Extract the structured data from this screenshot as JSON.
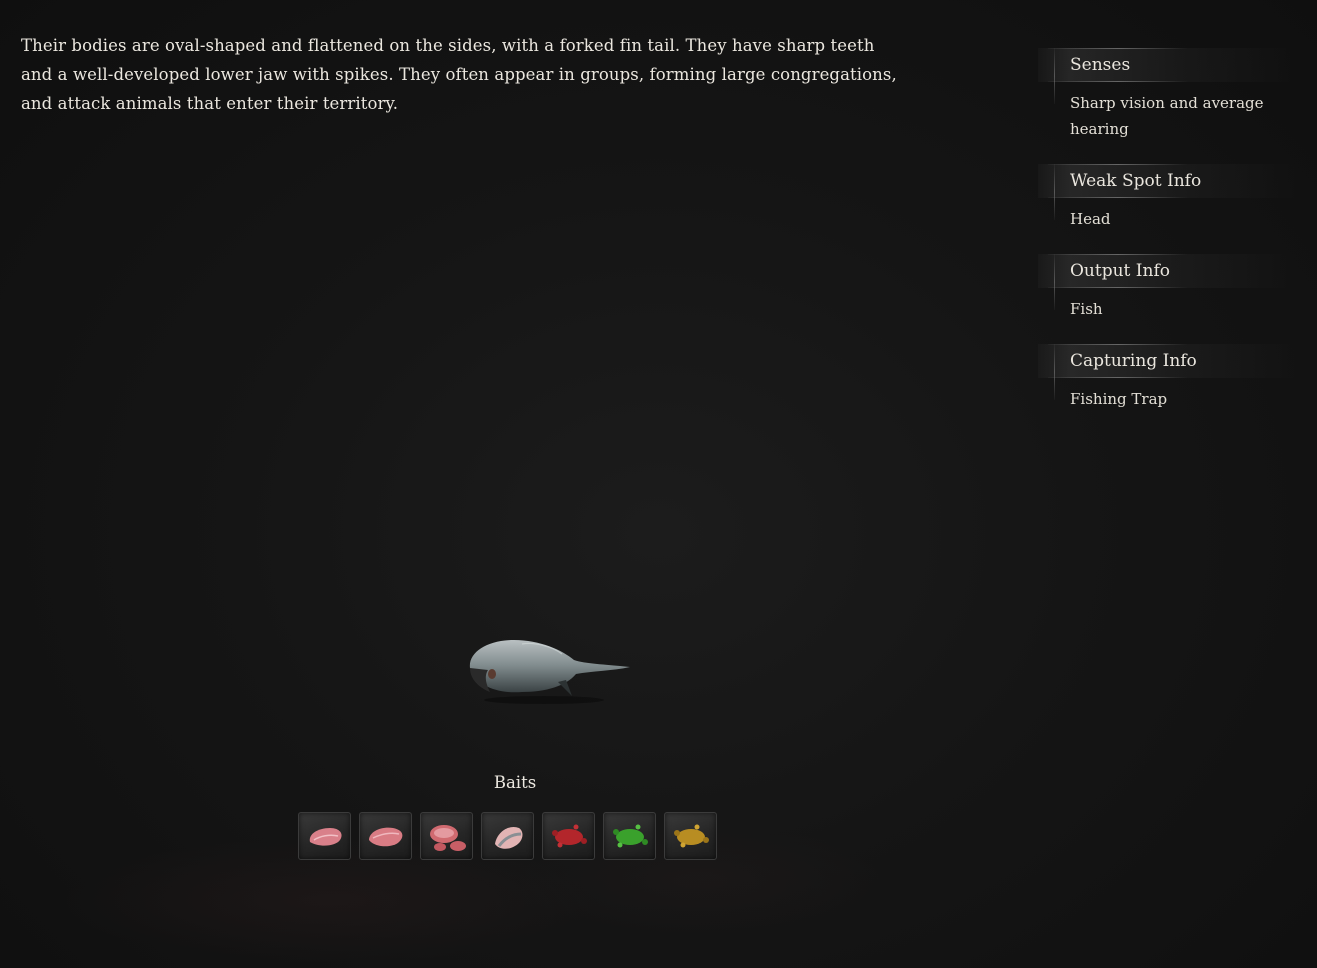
{
  "description": "Their bodies are oval-shaped and flattened on the sides, with a forked fin tail. They have sharp teeth and a well-developed lower jaw with spikes. They often appear in groups, forming large congregations, and attack animals that enter their territory.",
  "info_sections": [
    {
      "title": "Senses",
      "value": "Sharp vision and average hearing"
    },
    {
      "title": "Weak Spot Info",
      "value": "Head"
    },
    {
      "title": "Output Info",
      "value": "Fish"
    },
    {
      "title": "Capturing Info",
      "value": "Fishing Trap"
    }
  ],
  "creature_icon": "fish-model-icon",
  "baits": {
    "label": "Baits",
    "items": [
      {
        "icon": "raw-meat-icon",
        "color": "#d9808a"
      },
      {
        "icon": "raw-meat-icon",
        "color": "#d97c84"
      },
      {
        "icon": "sliced-meat-icon",
        "color": "#d06a70"
      },
      {
        "icon": "raw-fish-icon",
        "color": "#e2b4b4"
      },
      {
        "icon": "red-bait-splat-icon",
        "color": "#b3262b"
      },
      {
        "icon": "green-bait-splat-icon",
        "color": "#3aa12c"
      },
      {
        "icon": "yellow-bait-splat-icon",
        "color": "#b88d22"
      }
    ]
  }
}
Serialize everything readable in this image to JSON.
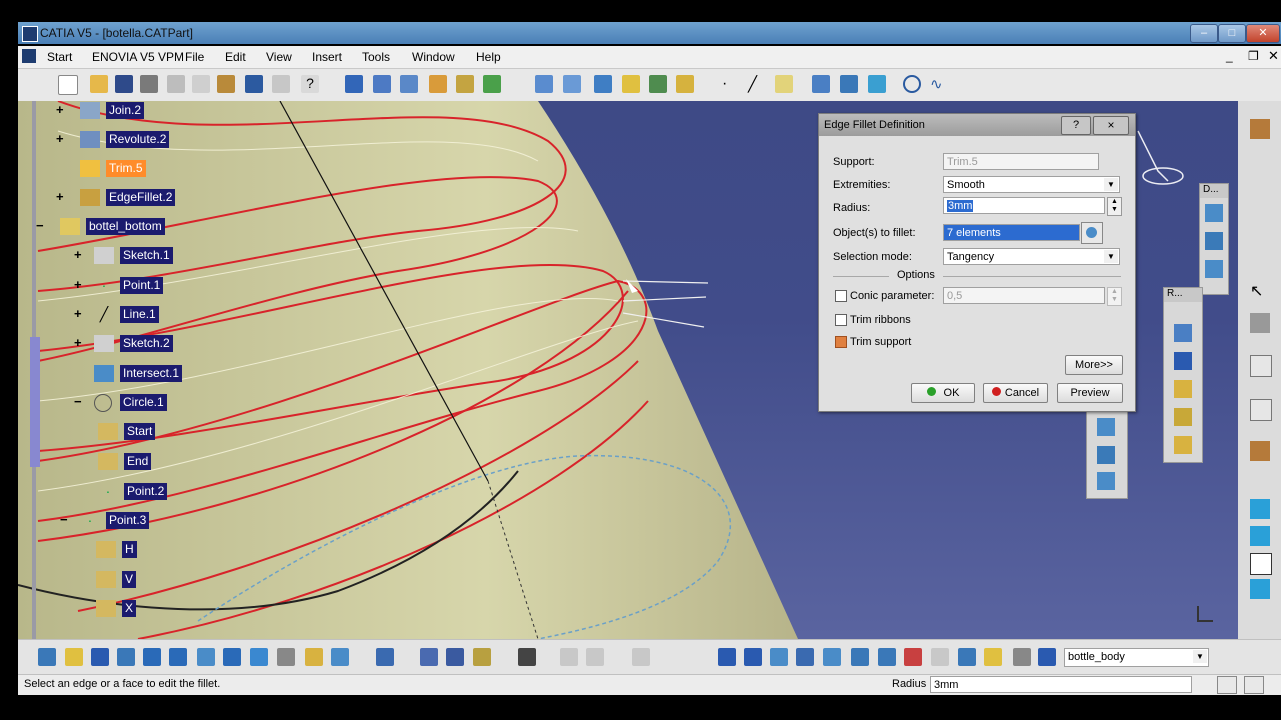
{
  "window": {
    "title": "CATIA V5 - [botella.CATPart]"
  },
  "menu": [
    "Start",
    "ENOVIA V5 VPM",
    "File",
    "Edit",
    "View",
    "Insert",
    "Tools",
    "Window",
    "Help"
  ],
  "tree": [
    {
      "label": "Join.2",
      "selected": false
    },
    {
      "label": "Revolute.2",
      "selected": false
    },
    {
      "label": "Trim.5",
      "selected": true
    },
    {
      "label": "EdgeFillet.2",
      "selected": false
    },
    {
      "label": "bottel_bottom",
      "selected": false
    },
    {
      "label": "Sketch.1",
      "selected": false
    },
    {
      "label": "Point.1",
      "selected": false
    },
    {
      "label": "Line.1",
      "selected": false
    },
    {
      "label": "Sketch.2",
      "selected": false
    },
    {
      "label": "Intersect.1",
      "selected": false
    },
    {
      "label": "Circle.1",
      "selected": false
    },
    {
      "label": "Start",
      "selected": false
    },
    {
      "label": "End",
      "selected": false
    },
    {
      "label": "Point.2",
      "selected": false
    },
    {
      "label": "Point.3",
      "selected": false
    },
    {
      "label": "H",
      "selected": false
    },
    {
      "label": "V",
      "selected": false
    },
    {
      "label": "X",
      "selected": false
    }
  ],
  "dialog": {
    "title": "Edge Fillet Definition",
    "help": "?",
    "close": "×",
    "support_label": "Support:",
    "support_value": "Trim.5",
    "extremities_label": "Extremities:",
    "extremities_value": "Smooth",
    "radius_label": "Radius:",
    "radius_value": "3mm",
    "objects_label": "Object(s) to fillet:",
    "objects_value": "7 elements",
    "selection_label": "Selection mode:",
    "selection_value": "Tangency",
    "options_label": "Options",
    "conic_label": "Conic parameter:",
    "conic_value": "0,5",
    "conic_checked": false,
    "trim_ribbons_label": "Trim ribbons",
    "trim_ribbons_checked": false,
    "trim_support_label": "Trim support",
    "trim_support_checked": true,
    "more_label": "More>>",
    "ok_label": "OK",
    "cancel_label": "Cancel",
    "preview_label": "Preview"
  },
  "mini_toolbars": {
    "d_caption": "D...",
    "r_caption": "R..."
  },
  "bottom": {
    "body_select": "bottle_body"
  },
  "status": {
    "message": "Select an edge or a face to edit the fillet.",
    "radius_label": "Radius",
    "radius_value": "3mm"
  },
  "colors": {
    "accent": "#1b1b6e",
    "selection": "#ff8c2a",
    "curve": "#d8232a",
    "surface": "#c9c79a"
  }
}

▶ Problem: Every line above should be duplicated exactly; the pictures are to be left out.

▶ Answer space:
Extract the structured data from this screenshot as JSON.
{
  "description": "Their bodies are oval-shaped and flattened on the sides, with a forked fin tail. They have sharp teeth and a well-developed lower jaw with spikes. They often appear in groups, forming large congregations, and attack animals that enter their territory.",
  "info_sections": [
    {
      "title": "Senses",
      "value": "Sharp vision and average hearing"
    },
    {
      "title": "Weak Spot Info",
      "value": "Head"
    },
    {
      "title": "Output Info",
      "value": "Fish"
    },
    {
      "title": "Capturing Info",
      "value": "Fishing Trap"
    }
  ],
  "creature_icon": "fish-model-icon",
  "baits": {
    "label": "Baits",
    "items": [
      {
        "icon": "raw-meat-icon",
        "color": "#d9808a"
      },
      {
        "icon": "raw-meat-icon",
        "color": "#d97c84"
      },
      {
        "icon": "sliced-meat-icon",
        "color": "#d06a70"
      },
      {
        "icon": "raw-fish-icon",
        "color": "#e2b4b4"
      },
      {
        "icon": "red-bait-splat-icon",
        "color": "#b3262b"
      },
      {
        "icon": "green-bait-splat-icon",
        "color": "#3aa12c"
      },
      {
        "icon": "yellow-bait-splat-icon",
        "color": "#b88d22"
      }
    ]
  }
}
Serialize everything readable in this image to JSON.
{
  "window": {
    "title": "CATIA V5 - [botella.CATPart]"
  },
  "menu": [
    "Start",
    "ENOVIA V5 VPM",
    "File",
    "Edit",
    "View",
    "Insert",
    "Tools",
    "Window",
    "Help"
  ],
  "tree": [
    {
      "label": "Join.2",
      "selected": false
    },
    {
      "label": "Revolute.2",
      "selected": false
    },
    {
      "label": "Trim.5",
      "selected": true
    },
    {
      "label": "EdgeFillet.2",
      "selected": false
    },
    {
      "label": "bottel_bottom",
      "selected": false
    },
    {
      "label": "Sketch.1",
      "selected": false
    },
    {
      "label": "Point.1",
      "selected": false
    },
    {
      "label": "Line.1",
      "selected": false
    },
    {
      "label": "Sketch.2",
      "selected": false
    },
    {
      "label": "Intersect.1",
      "selected": false
    },
    {
      "label": "Circle.1",
      "selected": false
    },
    {
      "label": "Start",
      "selected": false
    },
    {
      "label": "End",
      "selected": false
    },
    {
      "label": "Point.2",
      "selected": false
    },
    {
      "label": "Point.3",
      "selected": false
    },
    {
      "label": "H",
      "selected": false
    },
    {
      "label": "V",
      "selected": false
    },
    {
      "label": "X",
      "selected": false
    }
  ],
  "dialog": {
    "title": "Edge Fillet Definition",
    "help": "?",
    "close": "×",
    "support_label": "Support:",
    "support_value": "Trim.5",
    "extremities_label": "Extremities:",
    "extremities_value": "Smooth",
    "radius_label": "Radius:",
    "radius_value": "3mm",
    "objects_label": "Object(s) to fillet:",
    "objects_value": "7 elements",
    "selection_label": "Selection mode:",
    "selection_value": "Tangency",
    "options_label": "Options",
    "conic_label": "Conic parameter:",
    "conic_value": "0,5",
    "conic_checked": false,
    "trim_ribbons_label": "Trim ribbons",
    "trim_ribbons_checked": false,
    "trim_support_label": "Trim support",
    "trim_support_checked": true,
    "more_label": "More>>",
    "ok_label": "OK",
    "cancel_label": "Cancel",
    "preview_label": "Preview"
  },
  "mini_toolbars": {
    "d_caption": "D...",
    "r_caption": "R..."
  },
  "bottom": {
    "body_select": "bottle_body"
  },
  "status": {
    "message": "Select an edge or a face to edit the fillet.",
    "radius_label": "Radius",
    "radius_value": "3mm"
  },
  "colors": {
    "accent": "#1b1b6e",
    "selection": "#ff8c2a",
    "curve": "#d8232a",
    "surface": "#c9c79a"
  }
}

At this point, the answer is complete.